People should be treated with respect, involved in discussions about their care and treatment and able to influence how the service is run (outcome 1)

Meeting this standard

We checked that people who use this service

  • Understand the care, treatment and support choices available to them.
  • Can express their views, so far as they are able to do so, and are involved in making decisions about their care, treatment and support.
  • Have their privacy, dignity and independence respected.
  • Have their views and experiences taken into account in the way the service is provided and delivered.

How this check was done

Our judgement

The provider is compliant with this standard.

People’s privacy, dignity and independence was being respected.

User experience

Some of the people that were on Wheal Agar ward had dementia-type illnesses and therefore not everyone was able to tell us about their experiences. To help us to understand the experiences people had we used our SOFI (Short Observational Framework for Inspection) tool. The SOFI tool allowed us to spend time watching what was going on and helped us record how people spent their time, the type of support they got and whether they had positive experiences.

On Wheal Agar ward we observed people being assisted to stand up and move about appropriately. We saw that people were being offered a choice of meal and an explanation of what the meals were. We also saw staff chatting with people in an adult manner and at eye level with the patient.

One health care assistant on Carnkie Ward described flexible routines on the ward that aimed to be patient centred.

One person on Carnkie Ward told us that they had been treated with respect and kindness throughout their 11 day stay. She added that the staff were completely flexible in responding to her needs. This view was reiterated by a patients on Roskear Ward and the Medical Admissions Unit who described the staff as “kind and caring”, “brilliant in the night” and “can’t speak highly enough” of them.

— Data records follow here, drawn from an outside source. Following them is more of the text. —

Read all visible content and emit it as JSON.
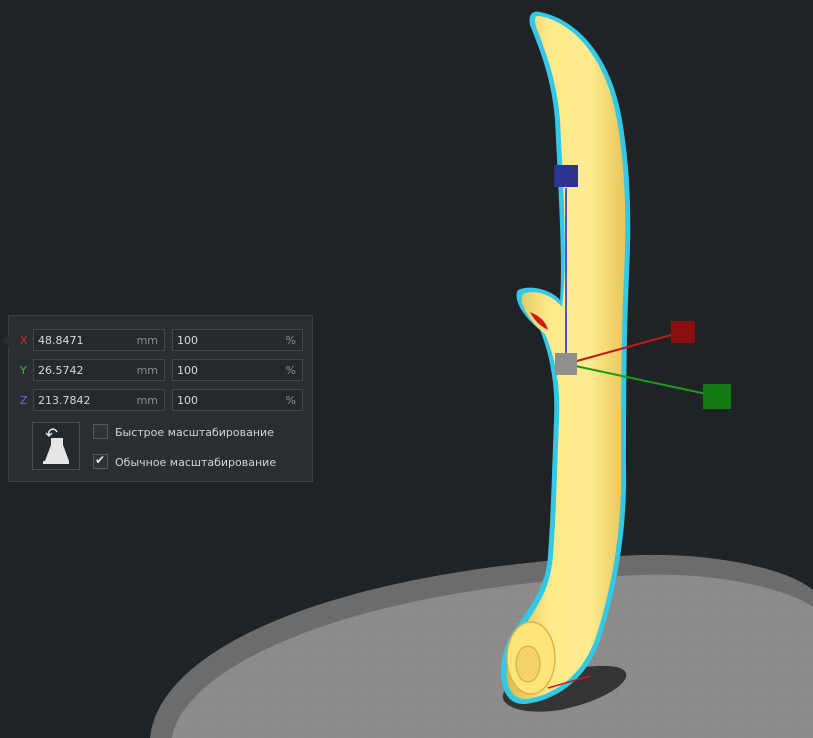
{
  "scale_tool": {
    "unit_mm": "mm",
    "unit_percent": "%",
    "x": {
      "label": "X",
      "value_mm": "48.8471",
      "value_percent": "100",
      "color": "#d22f2f"
    },
    "y": {
      "label": "Y",
      "value_mm": "26.5742",
      "value_percent": "100",
      "color": "#3fb43f"
    },
    "z": {
      "label": "Z",
      "value_mm": "213.7842",
      "value_percent": "100",
      "color": "#5a5ad6"
    },
    "uniform_scaling_icon": "uniform-scaling-icon",
    "options": [
      {
        "label": "Быстрое масштабирование",
        "checked": false
      },
      {
        "label": "Обычное масштабирование",
        "checked": true
      }
    ]
  },
  "scene": {
    "model_color": "#ffe27a",
    "outline_color": "#32c8e6",
    "build_plate_color": "#8f8f8f"
  }
}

People, on all the wards we visited, told us that they did not have to wait too long to have the bell answered. This view was supported by our observations. Apart from on Wheal Agar Ward where the provider might like to note that we were told by a visitor that their relative had had to wait so long for assistance they had soiled themselves already before anybody arrived.

Other evidence

During our visit to the Royal Cornwall Hospital we saw and heard staff interacting with patients in positive and inclusive way. We saw that, although staff were very busy, they treated people in a professional, friendly and respectful way.

On some of the wards we saw a notice by the nurse station with the name of the nurse in charge and names of other staff on duty.

Outside Carnkie ward we saw a notice about the importance of individual privacy. We had to ring a bell before being let onto some of the wards we visited. This was to maintain security for the patients and so that, outside of visiting times, the staff knew who was on the ward apart from the staff on duty.

The provider might like to consider that low staffing levels on some wards may lead to people having to wait for assistance, which can lead to loss of dignity.